“My mom always made motherhood look so easy,” she said. “I had no idea how challenging it would be. When I started raising my children, I thought something was wrong with me. Because of the age range, I had gained a lot of experience from toddler age to high school age. I wanted to share that with other mothers so when they are having bad days, they know this is just a normal part of motherhood. Motherhood is wonderful. It’s rewarding. But it’s very challenging.”

Comparison to others, especially on social media, can make anyone feel inadequate.

“People are more willing to post the positive things going on in their lives,” Robinson said. “If you spent one day in their shoes, you would realize their lives are just like yours.”

Robinson credits her husband of 18 years, Roc, with being an encouraging partner in all aspects of her life.

“I really don’t know how I would do all that I do without him,” she said.

The idea for the book – as well as the time to write it – resulted from Robinson’s insomnia.

“I have difficulty sleeping sometimes because my mind tends to race at night,” she said. “I was just thinking about some of the challenges I was facing as a mom. It just came to me to share that with other mothers.”

Robinson picked up her phone and immediately typed the first two chapters in her notes app. The book covers those conversations that mothers often leave unsaid – not being a perfect parent, patience (or the lack thereof), the importance of self-care, surviving miscarriage and more.

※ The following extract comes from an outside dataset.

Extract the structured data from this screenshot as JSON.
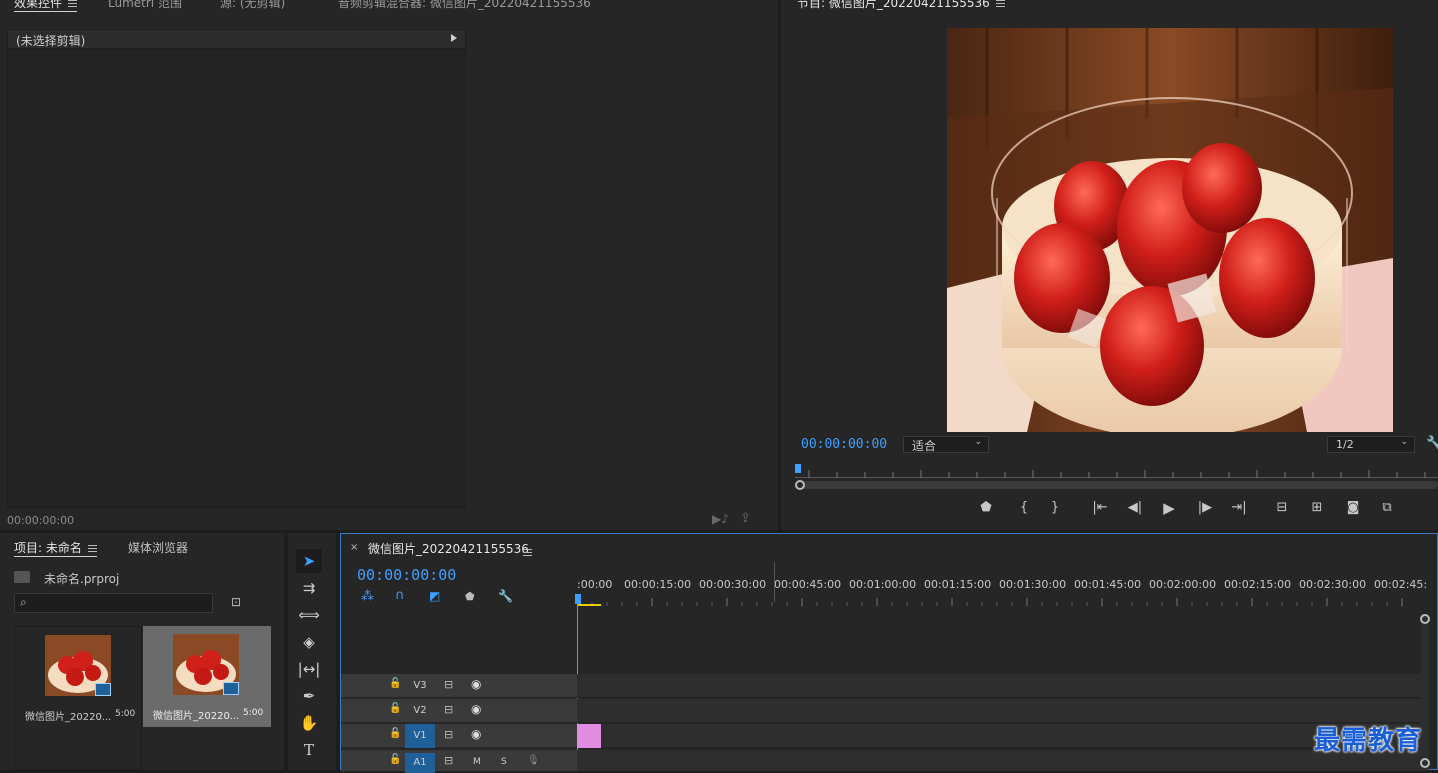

“I think it was inspired,” she said. “As mothers, we have so many things in common. If we were willing to share those experiences and lift each other up, how empowering would that be?”

To order Robinson’s book, visit

Adrianne Walker

Adrianne Walker’s journey back to the Upstate by way of Tennessee and California came because she wanted her son, Xander, age 2, to grow up close to her family. But she is now feeding the Upstate well and giving other families time away from the kitchen to pursue their own dreams.

Walker’s company, Chef A'Bella, provides the services of a personal chef to professional athletes and the convenience of homemade meals to local families. Walker graduated from Woodmont High School before heading to college at Tennessee State. It was while she was at college that friends began to pay her to cook for them. Her plates soon had friends encouraging her to turn her talents into a career.

“I ended up going to culinary school in Los Angeles,” she said.

Walker worked as a sous chef in California and also did an externship at a senior living facility, where she learned to handle all sorts of dietary needs, a skill that comes in handy as a personal chef. When she was expecting her son, she decided to come back to the Upstate and begin Chef A'Bella.

“Every Monday and Thursday, I have clients that I meal prep for,” she said.

Some of those clients are trying to gain or lose weight, while others want to fit the quality of a homemade meal into a busy family schedule.

Walker also caters events of all sizes and serves as short-term chef to professional athletes during training or travel.

“I like cooking for everybody,” she said. “It keeps me on my toes with different types of food. One day I cater for 325 people and the next day I cook for two people.”

Walker’s services have become so popular that she was able to make Chef A'Bella her full-time career in late 2018. Her son is her inspiration. The pair often travels together, and Xander has developed a taste for all kinds of food, from crab to lamp chops.

Walker dreams of one day opening her own restaurant and seeing her Chef A'Bella meals available in stores. For her, it is about hard work and focusing her energy on food, family and concrete steps to achieve her goals.

“A lot of people write me on Instagram to say, ‘You inspire me. You’re a single mom,’” she said. “You really create the life you want to live. Everyone goes through things. I’m excited about the future.”

To learn more, visit or